The Nasdaq index was seen as a sign of things to come
On 10 March 2000, the Nasdaq index of leading technology shares spiked and consequently burst the Dotcom bubble.
Here is a selection of comments from BBC News website readers, who have been sending in their memories of that time:
I was a dotcom millionaire, about £6m actually. That was the paper value of my shares in an internet printing business that floated on AIM in 2000. The shares were almost worthless within a year, but we did manage to acquire and build a good telecoms business in the end. We even made some real, actual money - eventually.
Peter Henry, Banbury, UK
The last comment in the article is totally correct. "If broadband were around it would have worked". Simple fact is they invented the car before they invented the road!
Phill, Melbourne, Australia
Those were the days, and I remember them well. At that time I was working in California responsible for a "start up" company in the marine and coastal construction industry. Not much to do during the weekends other than to search around for other business opportunities. Then I stumbled into the mayhem of the dotcom boom... what a mess. Everyone running around like headless chickens and talking up a storm. This period in time helped me start something that still works for me today... that is, forget the talk, forget the fancy suits and concentrate on the people who do the actual work.
Nigel Griffiths, Bjarnum, Sweden
I lost 90% of my money and still have a lump in my throat when I think about it.
Adam, Kilmarnock, UK
This was a great period of extreme ignorance. I was working for a US technology company, and had thousands of stock options (paper money) for around $2 each. At the time, the stock was splitting and going up $10, $20 or even $30 a day sometimes! As this was happening, I thought I'd sink that money into my house as I prudently decided to make the assumption of the share price losing 50% by the time I needed the deposit. I was one of the fortunate ones selling at just over $220 a share.
Dave, Eastleigh, UK

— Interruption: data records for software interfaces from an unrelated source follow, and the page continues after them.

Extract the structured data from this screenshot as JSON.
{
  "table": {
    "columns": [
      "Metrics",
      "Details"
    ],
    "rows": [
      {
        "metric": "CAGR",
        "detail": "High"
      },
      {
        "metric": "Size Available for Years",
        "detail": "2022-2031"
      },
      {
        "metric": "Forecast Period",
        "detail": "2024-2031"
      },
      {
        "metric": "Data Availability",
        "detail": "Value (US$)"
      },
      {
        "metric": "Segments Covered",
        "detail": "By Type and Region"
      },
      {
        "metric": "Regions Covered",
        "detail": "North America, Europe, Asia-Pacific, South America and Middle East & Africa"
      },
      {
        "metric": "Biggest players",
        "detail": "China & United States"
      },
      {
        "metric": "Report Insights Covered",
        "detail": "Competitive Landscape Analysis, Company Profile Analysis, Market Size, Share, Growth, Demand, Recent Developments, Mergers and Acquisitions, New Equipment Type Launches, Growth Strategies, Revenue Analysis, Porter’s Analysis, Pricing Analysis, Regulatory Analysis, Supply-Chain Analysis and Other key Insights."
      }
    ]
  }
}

Gosh, what were we thinking? I remember working in Silicon Valley at the time and going to between one and three dotcom launch parties a night. One was in the US version of Hamley's, and had caviar on one floor, roast beef on another, and cocktail shrimp on the third. We would buy into IPO stocks on launch and expect the values to go sky high the next day like some shuttle for take off. Most of all, I remember the cockiness and arrogance of people under 30 who thumbed their noses at the "old economy." I never got paid the high salaries, but was happy when it came down and wound up in an old school industry that ironically paid more. Hubris always leads to a fall.
Bruce, London, UK
There was this bad attitude running through the internet firms that the public would just get its collective credit card out and pay varying amounts per website just to look at them, and that simply was not true. The most amount of revenue a website can enjoy is advertising. Very few sites manage to charge for content.
David Ceptimous, Cardiff, UK
It was a remarkable time. I remember working at a start-up in Oxford that went from about 30 people to 2,500 in less than four years. There was a successful IPO and some people got rich, others got much better off than they were. They were heady days and the feeling was that things would get even better, but the shrewd sold up and got out in time. Personally I could see that it was not sustainable - there was more hype than substance, so I got out but have had to weather some very tough times since. I don't think I'll ever see times like those again in my lifetime. We had fun making history.
Chris, Sydney, Australia